As Father's Day fast approaches, for those children who have experienced the death of a father this day takes on an entirely different meaning. Father's Day can be an incredibly difficult time for bereaved children but it also can be a day when they can 'celebrate' the relationship they had with their Dad and share lots of positive memories together as a family. For those young people whose father died when they were very young, it is also an important time to talk to relations and friends about their father and learn more about them.
For some children it might be tempting to ignore the day and just see it as 'a day to get through' while it appears like the whole world is celebrating with their fathers. However, for those children it can offer a great opportunity to reflect, revisit special memories and talk about their loved one.
As a society we find it very hard to talk about death and this can make it difficult for children who need to have their loss acknowledged and often find talking about their memories comforting. An adult's reluctance to talk about the death will prevent children asking the questions they need to know, so don't avoid the subject and be guided by a child's responses. All children grieve differently; don't assume a child who is quiet is managing their grief well, or a child who is outwardly happy is not struggling inside.
This Father's Day acknowledge the day – that it might be hard, but it can also be a day that is an opportunity to celebrate the life of their Dad. Ask a child what they want to do on this day, how they would like to mark the day and be led by them.
Some ideas might be:
• Make a Father's Day card to put in a special place (memory box, graveyard, mantelpiece).
• Watch a family film or Dad's favourite film
• Visit the graveyard or special place
• Play football or another sport enjoyed by Dad
• Ask friends and family to share some new memories
• Cook his favourite meal
• Revisit a day-out you experienced previously with Dad
• Look through family photos
• Create an online memorial website – www.muchloved.com
• Listen to Dad's favourite music
• Plant some bulbs or a shrub in a place that holds special memories of Dad
• Create a Father's Day Memory Jar
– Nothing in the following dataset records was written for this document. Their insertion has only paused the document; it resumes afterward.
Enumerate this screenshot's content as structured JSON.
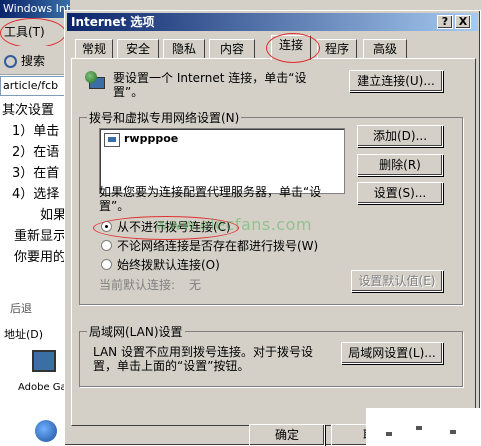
{
  "background_window": {
    "title": "Windows Internet Exp",
    "menu_tools": "工具(T)",
    "search_label": "搜索",
    "address_value": "article/fcb",
    "article_lines": [
      "其次设置",
      "1）单击",
      "2）在语",
      "3）在首",
      "4）选择",
      "如果",
      "重新显示",
      "你要用的"
    ],
    "back_label": "后退",
    "address_label": "地址(D)",
    "desktop_icon_label": "Adobe Gam"
  },
  "dialog": {
    "title": "Internet 选项",
    "help_button": "?",
    "close_button": "X",
    "tabs": [
      {
        "label": "常规",
        "active": false
      },
      {
        "label": "安全",
        "active": false
      },
      {
        "label": "隐私",
        "active": false
      },
      {
        "label": "内容",
        "active": false
      },
      {
        "label": "连接",
        "active": true
      },
      {
        "label": "程序",
        "active": false
      },
      {
        "label": "高级",
        "active": false
      }
    ],
    "setup": {
      "line1": "要设置一个 Internet 连接，单击“设",
      "line2": "置”。",
      "button": "建立连接(U)..."
    },
    "dialup": {
      "group_label": "拨号和虚拟专用网络设置(N)",
      "connections": [
        "rwpppoe"
      ],
      "add_button": "添加(D)...",
      "remove_button": "删除(R)",
      "settings_button": "设置(S)...",
      "proxy_text_line1": "如果您要为连接配置代理服务器，单击“设",
      "proxy_text_line2": "置”。",
      "radio_options": [
        {
          "label": "从不进行拨号连接(C)",
          "checked": true
        },
        {
          "label": "不论网络连接是否存在都进行拨号(W)",
          "checked": false
        },
        {
          "label": "始终拨默认连接(O)",
          "checked": false
        }
      ],
      "current_default_label": "当前默认连接:",
      "current_default_value": "无",
      "set_default_button": "设置默认值(E)"
    },
    "lan": {
      "group_label": "局域网(LAN)设置",
      "text_line1": "LAN 设置不应用到拨号连接。对于拨号设",
      "text_line2": "置，单击上面的“设置”按钮。",
      "button": "局域网设置(L)..."
    },
    "ok_button": "确定",
    "cancel_button": "取"
  },
  "watermark": "www.elecfans.com",
  "accent_colors": {
    "annotation_circle": "#e03030",
    "titlebar": "#0a246a"
  }
}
Every child's grief journey will be different and will continue to change over time. Remember, it's ok for children to be happy and it's ok for them to feel sad on Father's Day. Just be there for them at their own pace and help them mark this day in their own way.